**PROBLEM DETAILS**
All of the entries below are to be copied word for word.
[[ DATASET EXCERPTS open ]]
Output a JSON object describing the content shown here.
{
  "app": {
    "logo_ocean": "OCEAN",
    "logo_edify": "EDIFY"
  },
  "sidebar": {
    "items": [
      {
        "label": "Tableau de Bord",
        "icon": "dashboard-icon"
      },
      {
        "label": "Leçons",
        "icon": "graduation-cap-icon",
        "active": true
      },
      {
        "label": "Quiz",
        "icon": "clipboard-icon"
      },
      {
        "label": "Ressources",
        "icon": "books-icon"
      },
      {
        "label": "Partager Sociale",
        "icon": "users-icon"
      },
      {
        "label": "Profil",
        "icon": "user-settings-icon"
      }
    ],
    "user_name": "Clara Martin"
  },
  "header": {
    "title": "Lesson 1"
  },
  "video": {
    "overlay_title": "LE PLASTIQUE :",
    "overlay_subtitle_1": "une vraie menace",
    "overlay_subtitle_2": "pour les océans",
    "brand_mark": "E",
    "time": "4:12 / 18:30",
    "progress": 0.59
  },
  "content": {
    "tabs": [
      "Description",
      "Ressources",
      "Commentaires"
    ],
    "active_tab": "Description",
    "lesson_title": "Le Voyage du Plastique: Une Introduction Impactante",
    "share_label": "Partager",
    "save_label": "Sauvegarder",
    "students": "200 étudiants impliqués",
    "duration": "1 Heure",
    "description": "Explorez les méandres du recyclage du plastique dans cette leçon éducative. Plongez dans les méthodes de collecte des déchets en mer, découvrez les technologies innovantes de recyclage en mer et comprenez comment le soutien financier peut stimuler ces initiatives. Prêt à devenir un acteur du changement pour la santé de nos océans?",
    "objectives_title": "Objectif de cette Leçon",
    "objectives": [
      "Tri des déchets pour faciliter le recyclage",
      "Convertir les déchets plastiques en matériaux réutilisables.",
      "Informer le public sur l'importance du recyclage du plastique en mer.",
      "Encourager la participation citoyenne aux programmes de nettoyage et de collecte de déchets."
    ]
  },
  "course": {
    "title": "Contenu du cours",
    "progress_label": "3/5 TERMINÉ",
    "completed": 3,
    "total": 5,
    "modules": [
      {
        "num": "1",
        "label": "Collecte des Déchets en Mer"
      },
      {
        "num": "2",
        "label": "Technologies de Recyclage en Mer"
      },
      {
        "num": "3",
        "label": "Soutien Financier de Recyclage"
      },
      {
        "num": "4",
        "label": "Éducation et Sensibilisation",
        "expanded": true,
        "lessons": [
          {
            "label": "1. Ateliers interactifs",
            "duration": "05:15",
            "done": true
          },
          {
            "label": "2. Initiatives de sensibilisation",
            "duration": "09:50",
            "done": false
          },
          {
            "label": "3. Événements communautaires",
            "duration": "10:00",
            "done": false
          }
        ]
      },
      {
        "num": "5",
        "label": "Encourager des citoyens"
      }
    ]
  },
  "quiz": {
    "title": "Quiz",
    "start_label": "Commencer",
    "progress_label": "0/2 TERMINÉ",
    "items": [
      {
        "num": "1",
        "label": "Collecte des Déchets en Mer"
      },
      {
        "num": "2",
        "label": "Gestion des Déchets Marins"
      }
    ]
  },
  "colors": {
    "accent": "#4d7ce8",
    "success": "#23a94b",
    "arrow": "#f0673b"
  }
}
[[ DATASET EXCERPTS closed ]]
**EXERCISE OUTPUT**
Output a JSON object describing the content shown here.
{
  "app": {
    "logo_ocean": "OCEAN",
    "logo_edify": "EDIFY"
  },
  "sidebar": {
    "items": [
      {
        "label": "Tableau de Bord",
        "icon": "dashboard-icon"
      },
      {
        "label": "Leçons",
        "icon": "graduation-cap-icon",
        "active": true
      },
      {
        "label": "Quiz",
        "icon": "clipboard-icon"
      },
      {
        "label": "Ressources",
        "icon": "books-icon"
      },
      {
        "label": "Partager Sociale",
        "icon": "users-icon"
      },
      {
        "label": "Profil",
        "icon": "user-settings-icon"
      }
    ],
    "user_name": "Clara Martin"
  },
  "header": {
    "title": "Lesson 1"
  },
  "video": {
    "overlay_title": "LE PLASTIQUE :",
    "overlay_subtitle_1": "une vraie menace",
    "overlay_subtitle_2": "pour les océans",
    "brand_mark": "E",
    "time": "4:12 / 18:30",
    "progress": 0.59
  },
  "content": {
    "tabs": [
      "Description",
      "Ressources",
      "Commentaires"
    ],
    "active_tab": "Description",
    "lesson_title": "Le Voyage du Plastique: Une Introduction Impactante",
    "share_label": "Partager",
    "save_label": "Sauvegarder",
    "students": "200 étudiants impliqués",
    "duration": "1 Heure",
    "description": "Explorez les méandres du recyclage du plastique dans cette leçon éducative. Plongez dans les méthodes de collecte des déchets en mer, découvrez les technologies innovantes de recyclage en mer et comprenez comment le soutien financier peut stimuler ces initiatives. Prêt à devenir un acteur du changement pour la santé de nos océans?",
    "objectives_title": "Objectif de cette Leçon",
    "objectives": [
      "Tri des déchets pour faciliter le recyclage",
      "Convertir les déchets plastiques en matériaux réutilisables.",
      "Informer le public sur l'importance du recyclage du plastique en mer.",
      "Encourager la participation citoyenne aux programmes de nettoyage et de collecte de déchets."
    ]
  },
  "course": {
    "title": "Contenu du cours",
    "progress_label": "3/5 TERMINÉ",
    "completed": 3,
    "total": 5,
    "modules": [
      {
        "num": "1",
        "label": "Collecte des Déchets en Mer"
      },
      {
        "num": "2",
        "label": "Technologies de Recyclage en Mer"
      },
      {
        "num": "3",
        "label": "Soutien Financier de Recyclage"
      },
      {
        "num": "4",
        "label": "Éducation et Sensibilisation",
        "expanded": true,
        "lessons": [
          {
            "label": "1. Ateliers interactifs",
            "duration": "05:15",
            "done": true
          },
          {
            "label": "2. Initiatives de sensibilisation",
            "duration": "09:50",
            "done": false
          },
          {
            "label": "3. Événements communautaires",
            "duration": "10:00",
            "done": false
          }
        ]
      },
      {
        "num": "5",
        "label": "Encourager des citoyens"
      }
    ]
  },
  "quiz": {
    "title": "Quiz",
    "start_label": "Commencer",
    "progress_label": "0/2 TERMINÉ",
    "items": [
      {
        "num": "1",
        "label": "Collecte des Déchets en Mer"
      },
      {
        "num": "2",
        "label": "Gestion des Déchets Marins"
      }
    ]
  },
  "colors": {
    "accent": "#4d7ce8",
    "success": "#23a94b",
    "arrow": "#f0673b"
  }
}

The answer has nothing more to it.